The 27-year-old Singaporean with a sweet, soothing voice, Ruth Kueo (魏妙如) crooned to both upbeat and slower love ballads. Her popular jams, like “Strange Love 奇奇怪怪” and “Without You 當我們不在一起”, were given airtime. And so were tunes that were making their way to public ears for the first time, such as “The Loneliness of Krafla 克拉夫拉的寂寞”.
Besides music, the well-travelled girl also shared stories from her globetrotting experiences in Iceland that gave everyone a more intimate peek into her life.
The wacky and eclectic Coconuts! (椰子樂團)’s live rendition of “Crazy Hospital 瘋狂的醫院” and other songs from their 2016 3-track EP quickly got everyone into a raving mass. Thumbs up for the instrumentalists too! The talented musicians drummed out wave after wave of rhythms that got everyone rocking away.
Ling Kai (鈴凱)
Ling Kai (鈴凱): the spontaneous musician with strong, soulful vocal pipes. This homegrown bilingual singer-songwriter belted out upbeat tunes, like “Stunned 目瞪口呆“, and switched seamlessly to her slower numbers throughout the hour.
In between tracks, she shared the stories behind her songs. And halfway through, she spontaneously busted out in rap about the Trump-Kim summit!
Waa Wei (魏如萱)

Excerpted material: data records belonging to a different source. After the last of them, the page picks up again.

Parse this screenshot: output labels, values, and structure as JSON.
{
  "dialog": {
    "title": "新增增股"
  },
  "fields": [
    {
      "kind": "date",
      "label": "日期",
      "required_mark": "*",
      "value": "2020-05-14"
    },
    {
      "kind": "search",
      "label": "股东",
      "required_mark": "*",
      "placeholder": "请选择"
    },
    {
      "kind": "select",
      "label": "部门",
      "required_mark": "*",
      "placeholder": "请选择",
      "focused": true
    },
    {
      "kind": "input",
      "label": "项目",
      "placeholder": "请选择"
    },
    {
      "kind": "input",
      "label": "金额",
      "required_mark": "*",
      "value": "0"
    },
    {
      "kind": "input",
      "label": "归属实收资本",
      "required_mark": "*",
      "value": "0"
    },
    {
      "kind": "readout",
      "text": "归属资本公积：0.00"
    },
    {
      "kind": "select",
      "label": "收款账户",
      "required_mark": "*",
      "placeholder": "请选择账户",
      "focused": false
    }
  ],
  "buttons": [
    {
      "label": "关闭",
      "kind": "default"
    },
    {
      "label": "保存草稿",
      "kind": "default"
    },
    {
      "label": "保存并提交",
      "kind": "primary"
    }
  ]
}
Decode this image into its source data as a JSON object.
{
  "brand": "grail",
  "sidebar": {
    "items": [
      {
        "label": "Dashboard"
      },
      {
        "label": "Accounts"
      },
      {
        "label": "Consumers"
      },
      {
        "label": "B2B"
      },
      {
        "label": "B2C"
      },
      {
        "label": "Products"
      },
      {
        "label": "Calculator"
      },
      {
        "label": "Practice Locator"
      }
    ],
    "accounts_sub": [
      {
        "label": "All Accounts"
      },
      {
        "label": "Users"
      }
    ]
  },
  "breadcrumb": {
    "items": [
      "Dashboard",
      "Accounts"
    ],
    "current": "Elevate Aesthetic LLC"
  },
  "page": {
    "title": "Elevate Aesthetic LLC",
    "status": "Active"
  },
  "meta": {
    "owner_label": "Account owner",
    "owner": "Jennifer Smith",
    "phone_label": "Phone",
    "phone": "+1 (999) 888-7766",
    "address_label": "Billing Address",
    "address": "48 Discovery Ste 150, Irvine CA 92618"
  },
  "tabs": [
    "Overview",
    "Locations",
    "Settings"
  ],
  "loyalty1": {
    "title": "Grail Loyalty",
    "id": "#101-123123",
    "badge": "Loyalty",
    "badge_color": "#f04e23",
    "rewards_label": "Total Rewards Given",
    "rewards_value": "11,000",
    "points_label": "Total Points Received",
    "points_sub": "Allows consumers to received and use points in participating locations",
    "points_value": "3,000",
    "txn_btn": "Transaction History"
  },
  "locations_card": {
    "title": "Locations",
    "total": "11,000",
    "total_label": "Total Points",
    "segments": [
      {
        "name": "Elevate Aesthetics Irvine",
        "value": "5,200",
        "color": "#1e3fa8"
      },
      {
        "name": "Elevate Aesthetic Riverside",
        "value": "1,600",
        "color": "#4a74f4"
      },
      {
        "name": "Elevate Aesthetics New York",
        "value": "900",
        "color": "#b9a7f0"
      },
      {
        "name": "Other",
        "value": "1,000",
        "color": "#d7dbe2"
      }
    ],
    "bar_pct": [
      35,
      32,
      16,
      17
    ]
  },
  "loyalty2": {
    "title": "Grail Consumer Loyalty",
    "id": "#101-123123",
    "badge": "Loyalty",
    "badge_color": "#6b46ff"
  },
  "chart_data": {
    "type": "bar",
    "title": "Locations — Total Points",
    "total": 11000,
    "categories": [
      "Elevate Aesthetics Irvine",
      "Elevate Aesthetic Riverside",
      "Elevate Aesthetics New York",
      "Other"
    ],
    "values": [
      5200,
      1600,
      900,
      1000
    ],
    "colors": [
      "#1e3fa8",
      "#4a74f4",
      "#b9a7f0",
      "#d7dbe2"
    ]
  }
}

Saving the best for last, the night’s highlight was Waa Wei (魏如萱). From her catchier tunes like “Ten Thousand Ways To Not Look Back 一萬個不回頭的方法” to her hit song “Only You 你啊你啊”, the audience lapped it all up with resounding cheers.
So while the crowd sang and swayed along to Waa’s songs, her slower numbers saw everyone whipping out their phone torchlights to wave in the air.
And the Taiwanese singer was a natural onstage. The mother-to-be bantered with the crowd; asking if she looked fat (to a loud “no”) and confessing her love for Singapore’s salted egg fish skin.
But her seven songs weren’t enough for everyone, who cried “encore” at the end of “Shangri-La 香格裏拉”. And encore she did – “Flying Bird 飛鳥” ended off the night on a high.
In between each main act, up-and-coming Singaporean singers took to the outdoor stage for pop-up performances.
Calling in::music – A Treat for the Ears
Eight indie performances, six pop-up acts, and two nights of live music later, I was blown away. With a great atmosphere and music lineup, Calling in::music brought new jams and artists straight to my ears. And the music-loving me enjoyed it thoroughly.
From the huge turnout and audience’s warm response to all eight performers, it’s safe to say that Taiwanese indie music has a solid place in Singaporeans’ hearts. It just shows that styles other than mainstream Mandopop are bubbling to the surface around the world – and for that, I’m heartened.
Calling all Mandarin indie music lovers: you’ll want to be at its next edition.